Tragedy struck in 1890 when Franklin died of typhus fever.  In The Missionary Herald for 1890 is says, “On July 31, a Telegram was received at the Mission Rooms from Shanghai, announcing the death of Dr. McBride, of Kalgan, July 6, of typhus fever.  It is hardly a year since Dr. McBride and his young wife sailed from San Francisco for North China, full of ardent hope for a life-service in that empire.“[3]  This was also recorded in the Richland Shield and Banner on August 9, 1890, saying “Washington McBride received the sad intelligence today that his son, Dr. F.E. McBride, died in China on the 6th of typhus fever. He was medical missionary to China, having been sent there by the American Board of Foreign Missions about a year ago.
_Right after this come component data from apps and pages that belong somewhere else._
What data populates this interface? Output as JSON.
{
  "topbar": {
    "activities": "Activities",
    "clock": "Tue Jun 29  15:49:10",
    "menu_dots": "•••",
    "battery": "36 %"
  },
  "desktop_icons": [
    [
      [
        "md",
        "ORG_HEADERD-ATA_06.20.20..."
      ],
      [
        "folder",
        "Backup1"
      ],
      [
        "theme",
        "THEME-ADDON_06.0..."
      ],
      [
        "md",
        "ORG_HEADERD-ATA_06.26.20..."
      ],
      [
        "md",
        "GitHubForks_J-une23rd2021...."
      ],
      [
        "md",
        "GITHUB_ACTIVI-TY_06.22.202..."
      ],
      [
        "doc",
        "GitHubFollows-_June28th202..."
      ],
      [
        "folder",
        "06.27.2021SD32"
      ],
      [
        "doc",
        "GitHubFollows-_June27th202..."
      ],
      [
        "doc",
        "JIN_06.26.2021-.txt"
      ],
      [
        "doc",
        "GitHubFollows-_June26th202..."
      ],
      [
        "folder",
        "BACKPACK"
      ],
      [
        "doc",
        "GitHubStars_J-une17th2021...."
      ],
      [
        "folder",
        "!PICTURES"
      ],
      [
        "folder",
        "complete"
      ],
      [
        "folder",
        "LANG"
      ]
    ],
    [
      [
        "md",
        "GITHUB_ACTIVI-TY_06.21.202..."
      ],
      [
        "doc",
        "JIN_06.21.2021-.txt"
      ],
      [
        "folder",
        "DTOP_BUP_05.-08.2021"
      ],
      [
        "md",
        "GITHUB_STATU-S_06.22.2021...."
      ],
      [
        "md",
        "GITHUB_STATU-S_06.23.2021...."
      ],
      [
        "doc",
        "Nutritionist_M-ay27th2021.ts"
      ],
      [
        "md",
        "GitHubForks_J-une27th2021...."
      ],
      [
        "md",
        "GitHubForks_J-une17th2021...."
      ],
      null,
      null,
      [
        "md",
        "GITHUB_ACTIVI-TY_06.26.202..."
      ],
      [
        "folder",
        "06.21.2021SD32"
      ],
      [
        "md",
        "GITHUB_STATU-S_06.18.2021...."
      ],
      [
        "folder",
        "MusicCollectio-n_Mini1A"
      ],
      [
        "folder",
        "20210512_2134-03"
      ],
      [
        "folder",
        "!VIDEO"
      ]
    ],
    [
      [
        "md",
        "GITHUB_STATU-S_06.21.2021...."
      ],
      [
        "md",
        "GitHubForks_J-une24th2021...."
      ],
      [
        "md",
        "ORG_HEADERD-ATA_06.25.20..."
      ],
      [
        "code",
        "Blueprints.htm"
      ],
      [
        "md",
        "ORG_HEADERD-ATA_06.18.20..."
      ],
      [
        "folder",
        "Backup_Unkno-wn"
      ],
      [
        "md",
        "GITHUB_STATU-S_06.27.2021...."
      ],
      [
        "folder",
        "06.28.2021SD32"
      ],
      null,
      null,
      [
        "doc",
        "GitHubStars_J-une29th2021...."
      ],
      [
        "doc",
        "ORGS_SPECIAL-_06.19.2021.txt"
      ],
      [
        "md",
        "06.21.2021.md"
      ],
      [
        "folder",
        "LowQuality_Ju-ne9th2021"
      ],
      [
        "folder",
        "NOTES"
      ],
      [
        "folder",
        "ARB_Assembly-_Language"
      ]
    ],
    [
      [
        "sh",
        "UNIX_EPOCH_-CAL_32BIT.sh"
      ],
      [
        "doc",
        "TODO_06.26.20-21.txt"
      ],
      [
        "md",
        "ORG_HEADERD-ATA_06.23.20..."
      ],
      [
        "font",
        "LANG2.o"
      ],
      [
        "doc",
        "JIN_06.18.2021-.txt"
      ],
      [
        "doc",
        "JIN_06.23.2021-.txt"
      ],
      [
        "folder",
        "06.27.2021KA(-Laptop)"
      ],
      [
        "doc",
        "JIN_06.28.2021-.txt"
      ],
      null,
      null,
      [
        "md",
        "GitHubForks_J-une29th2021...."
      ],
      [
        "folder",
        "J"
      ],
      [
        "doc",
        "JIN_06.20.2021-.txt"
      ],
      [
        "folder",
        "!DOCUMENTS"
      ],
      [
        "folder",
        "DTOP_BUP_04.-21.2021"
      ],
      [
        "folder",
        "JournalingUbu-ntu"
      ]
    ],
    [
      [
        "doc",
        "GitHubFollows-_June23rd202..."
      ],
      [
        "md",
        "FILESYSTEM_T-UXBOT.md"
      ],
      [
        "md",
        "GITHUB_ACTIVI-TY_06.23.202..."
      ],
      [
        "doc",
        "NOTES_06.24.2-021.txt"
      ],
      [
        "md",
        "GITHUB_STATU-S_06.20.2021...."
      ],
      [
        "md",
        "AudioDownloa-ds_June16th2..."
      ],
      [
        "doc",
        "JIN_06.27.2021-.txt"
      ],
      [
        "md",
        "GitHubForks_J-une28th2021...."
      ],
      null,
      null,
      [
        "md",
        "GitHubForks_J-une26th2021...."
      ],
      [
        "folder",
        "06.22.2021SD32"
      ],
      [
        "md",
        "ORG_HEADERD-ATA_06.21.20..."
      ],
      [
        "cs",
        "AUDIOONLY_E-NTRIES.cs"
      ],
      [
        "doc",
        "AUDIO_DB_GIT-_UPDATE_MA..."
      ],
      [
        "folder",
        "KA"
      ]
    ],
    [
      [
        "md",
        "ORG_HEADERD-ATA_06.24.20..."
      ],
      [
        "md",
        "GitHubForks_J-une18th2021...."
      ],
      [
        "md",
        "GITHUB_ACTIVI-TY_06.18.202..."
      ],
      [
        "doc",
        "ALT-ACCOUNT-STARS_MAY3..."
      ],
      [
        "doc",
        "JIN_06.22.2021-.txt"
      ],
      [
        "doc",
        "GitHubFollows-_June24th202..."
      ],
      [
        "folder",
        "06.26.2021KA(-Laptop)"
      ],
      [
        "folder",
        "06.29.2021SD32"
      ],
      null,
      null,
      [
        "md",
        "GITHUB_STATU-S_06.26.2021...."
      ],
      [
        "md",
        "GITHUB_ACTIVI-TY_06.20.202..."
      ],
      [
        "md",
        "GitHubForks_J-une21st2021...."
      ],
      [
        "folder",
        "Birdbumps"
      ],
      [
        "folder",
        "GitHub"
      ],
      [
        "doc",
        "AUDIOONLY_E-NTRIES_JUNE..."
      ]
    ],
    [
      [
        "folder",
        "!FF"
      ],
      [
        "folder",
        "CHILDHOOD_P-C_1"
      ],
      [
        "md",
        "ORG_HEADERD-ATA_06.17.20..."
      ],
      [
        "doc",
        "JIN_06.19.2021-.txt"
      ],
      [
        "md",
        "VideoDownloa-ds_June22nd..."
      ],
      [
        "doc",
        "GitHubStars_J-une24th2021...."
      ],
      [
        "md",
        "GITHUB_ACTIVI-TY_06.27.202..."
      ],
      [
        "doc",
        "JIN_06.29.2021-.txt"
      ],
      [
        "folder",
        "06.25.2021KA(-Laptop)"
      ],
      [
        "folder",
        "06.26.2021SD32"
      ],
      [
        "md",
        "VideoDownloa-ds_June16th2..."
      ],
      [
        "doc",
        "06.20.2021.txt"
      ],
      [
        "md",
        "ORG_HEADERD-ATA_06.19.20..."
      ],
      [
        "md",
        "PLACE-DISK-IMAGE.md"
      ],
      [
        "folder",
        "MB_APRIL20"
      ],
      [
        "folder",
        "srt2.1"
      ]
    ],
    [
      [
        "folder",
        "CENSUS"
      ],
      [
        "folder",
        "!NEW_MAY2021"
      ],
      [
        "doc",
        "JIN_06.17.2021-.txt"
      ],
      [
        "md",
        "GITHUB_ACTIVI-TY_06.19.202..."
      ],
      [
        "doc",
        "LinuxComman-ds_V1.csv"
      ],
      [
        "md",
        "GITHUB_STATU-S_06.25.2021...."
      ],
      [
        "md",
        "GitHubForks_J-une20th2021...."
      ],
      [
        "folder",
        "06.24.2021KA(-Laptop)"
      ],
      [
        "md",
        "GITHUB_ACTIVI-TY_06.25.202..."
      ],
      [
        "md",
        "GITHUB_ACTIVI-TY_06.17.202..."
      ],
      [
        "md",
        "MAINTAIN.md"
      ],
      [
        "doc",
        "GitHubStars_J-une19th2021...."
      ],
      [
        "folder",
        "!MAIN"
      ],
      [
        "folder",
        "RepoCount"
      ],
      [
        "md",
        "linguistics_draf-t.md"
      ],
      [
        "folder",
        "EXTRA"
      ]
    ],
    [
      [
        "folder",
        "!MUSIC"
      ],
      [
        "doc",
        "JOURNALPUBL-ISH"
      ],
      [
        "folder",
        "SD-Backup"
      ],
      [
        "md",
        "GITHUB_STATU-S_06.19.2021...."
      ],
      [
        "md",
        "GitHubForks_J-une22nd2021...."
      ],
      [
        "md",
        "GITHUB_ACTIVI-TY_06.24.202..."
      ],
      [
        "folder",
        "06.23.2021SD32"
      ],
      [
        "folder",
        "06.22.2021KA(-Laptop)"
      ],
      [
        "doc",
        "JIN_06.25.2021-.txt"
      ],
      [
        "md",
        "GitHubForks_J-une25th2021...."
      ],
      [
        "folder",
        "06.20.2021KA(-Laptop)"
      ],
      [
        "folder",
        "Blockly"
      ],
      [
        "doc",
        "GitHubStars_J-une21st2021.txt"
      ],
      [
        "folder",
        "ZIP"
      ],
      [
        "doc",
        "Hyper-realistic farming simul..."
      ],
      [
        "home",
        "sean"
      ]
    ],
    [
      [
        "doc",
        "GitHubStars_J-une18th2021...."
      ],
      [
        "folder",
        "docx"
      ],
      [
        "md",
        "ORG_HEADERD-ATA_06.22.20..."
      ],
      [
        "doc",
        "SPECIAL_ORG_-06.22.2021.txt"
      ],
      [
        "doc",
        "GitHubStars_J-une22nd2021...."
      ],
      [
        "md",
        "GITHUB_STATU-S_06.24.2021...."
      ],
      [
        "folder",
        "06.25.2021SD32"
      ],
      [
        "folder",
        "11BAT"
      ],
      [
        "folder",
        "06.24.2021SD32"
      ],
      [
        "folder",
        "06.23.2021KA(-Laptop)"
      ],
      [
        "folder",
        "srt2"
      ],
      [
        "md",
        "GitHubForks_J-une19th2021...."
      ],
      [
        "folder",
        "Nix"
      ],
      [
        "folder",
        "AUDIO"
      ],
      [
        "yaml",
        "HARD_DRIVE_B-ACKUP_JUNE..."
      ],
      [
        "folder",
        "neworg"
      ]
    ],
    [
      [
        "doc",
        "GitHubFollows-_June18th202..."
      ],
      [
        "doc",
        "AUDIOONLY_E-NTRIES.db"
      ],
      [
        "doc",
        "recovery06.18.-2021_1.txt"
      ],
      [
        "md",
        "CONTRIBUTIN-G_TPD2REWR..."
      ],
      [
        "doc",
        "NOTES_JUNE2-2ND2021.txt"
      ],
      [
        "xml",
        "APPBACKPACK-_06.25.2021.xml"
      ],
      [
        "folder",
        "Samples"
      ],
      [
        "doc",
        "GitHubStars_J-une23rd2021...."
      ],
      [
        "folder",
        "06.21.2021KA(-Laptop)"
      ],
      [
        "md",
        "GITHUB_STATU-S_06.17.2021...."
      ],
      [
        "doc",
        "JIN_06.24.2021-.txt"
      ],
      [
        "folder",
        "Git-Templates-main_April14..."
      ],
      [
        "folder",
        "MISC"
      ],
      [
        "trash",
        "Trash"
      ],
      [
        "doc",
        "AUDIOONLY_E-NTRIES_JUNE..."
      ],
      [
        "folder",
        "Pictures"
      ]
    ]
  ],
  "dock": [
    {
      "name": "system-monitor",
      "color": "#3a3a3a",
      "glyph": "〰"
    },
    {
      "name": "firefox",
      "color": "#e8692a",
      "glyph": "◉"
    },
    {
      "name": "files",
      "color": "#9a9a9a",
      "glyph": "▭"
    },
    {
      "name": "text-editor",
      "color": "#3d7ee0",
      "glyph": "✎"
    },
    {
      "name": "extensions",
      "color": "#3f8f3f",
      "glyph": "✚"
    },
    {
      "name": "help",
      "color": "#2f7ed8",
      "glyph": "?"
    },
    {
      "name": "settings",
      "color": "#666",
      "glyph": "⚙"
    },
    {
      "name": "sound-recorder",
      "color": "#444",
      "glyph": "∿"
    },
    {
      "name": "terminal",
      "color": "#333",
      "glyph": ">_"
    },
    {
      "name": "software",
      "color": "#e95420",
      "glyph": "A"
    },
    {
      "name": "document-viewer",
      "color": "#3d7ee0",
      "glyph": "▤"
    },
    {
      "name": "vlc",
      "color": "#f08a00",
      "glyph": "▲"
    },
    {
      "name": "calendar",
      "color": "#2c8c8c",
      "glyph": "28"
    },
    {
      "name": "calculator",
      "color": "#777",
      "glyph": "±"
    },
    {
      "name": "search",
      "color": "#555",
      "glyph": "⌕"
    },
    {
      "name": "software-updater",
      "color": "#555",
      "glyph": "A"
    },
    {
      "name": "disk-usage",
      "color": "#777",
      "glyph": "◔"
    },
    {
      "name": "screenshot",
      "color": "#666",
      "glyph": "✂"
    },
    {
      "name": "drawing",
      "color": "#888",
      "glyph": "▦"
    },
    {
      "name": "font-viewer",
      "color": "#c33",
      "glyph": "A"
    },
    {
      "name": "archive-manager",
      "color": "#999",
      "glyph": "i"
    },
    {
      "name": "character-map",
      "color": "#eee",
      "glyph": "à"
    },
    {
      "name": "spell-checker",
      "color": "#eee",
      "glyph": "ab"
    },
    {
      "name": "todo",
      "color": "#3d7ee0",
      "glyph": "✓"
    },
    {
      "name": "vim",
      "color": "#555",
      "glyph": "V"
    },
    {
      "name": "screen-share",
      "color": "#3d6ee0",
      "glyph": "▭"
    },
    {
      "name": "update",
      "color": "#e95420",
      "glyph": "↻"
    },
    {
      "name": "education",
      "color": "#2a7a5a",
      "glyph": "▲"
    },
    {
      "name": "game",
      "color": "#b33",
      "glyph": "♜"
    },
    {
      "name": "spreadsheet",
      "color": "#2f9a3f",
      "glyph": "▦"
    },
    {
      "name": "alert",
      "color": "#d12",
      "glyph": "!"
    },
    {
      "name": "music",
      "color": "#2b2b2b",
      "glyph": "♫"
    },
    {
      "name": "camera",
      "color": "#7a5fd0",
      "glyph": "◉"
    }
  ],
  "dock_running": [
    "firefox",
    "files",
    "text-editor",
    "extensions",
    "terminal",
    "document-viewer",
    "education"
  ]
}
He was 28 years of age and a most promising young man.” Franklin’s body was returned home and he is buried next to his brother who had died two years earlier.

It’s obvious the work done in China had made an impact on J Lillian McBride.  She made her way to Philadelphia and received her diploma from the Women’s Medical College of Pennsylvania Tuesday, May 8, 1894.  After this she immediately returned to Mansfield and started her practice.  In the 1895-96 Mansfield, Ohio directory, J Lillian McBride is listed as a physician located at 53 W. Fourth St.  In 1897-98 she moved to 34 West Fourth St., then to 181 South Diamond around 1904, and finally to 46 West Third Street in 1908-09.  She practiced there until around 1920 or 1921.  The last mention of her in the local paper was April 21, 1921, saying she was moving to West Carrolton in Montgomery County, Ohio.

JLMAd

Advertisement in the 1908-09 Mansfield City Directory

In addition to being one of the first female physicians in the area, Dr. McBride was also an elected official in many of the medical organizations in the county, including secretary and treasurer of the North East Ohio Medical Society.  She was also the first woman to serve on the Mansfield Board of Education from 1911-1915.

For now, it’s unknown what happened to Dr. McBride after she left Mansfield, Ohio.  A family tree on Ancesty.com has her death listed as November 12, 1951, but no sources to verify this information.  Some further research through records in Montgomery County may turn up even more achievements for this woman, who was a pioneer in her field and, based on the other offices she held and boards she served on, a respected citizen of Richland County.

[1] http://oasis.lib.harvard.edu/oasis/deliver/~hou01467
[2] https://books.google.com/books?id=iocsAAAAYAAJ&dq=j+lillian+mcbride&source=gbs_navlinks_s
[3] https://books.google.com/books?id=JssWAQAAIAAJ&printsec=frontcover&source=gbs_ge_summary_r&cad=0#v=onepage&q&f=false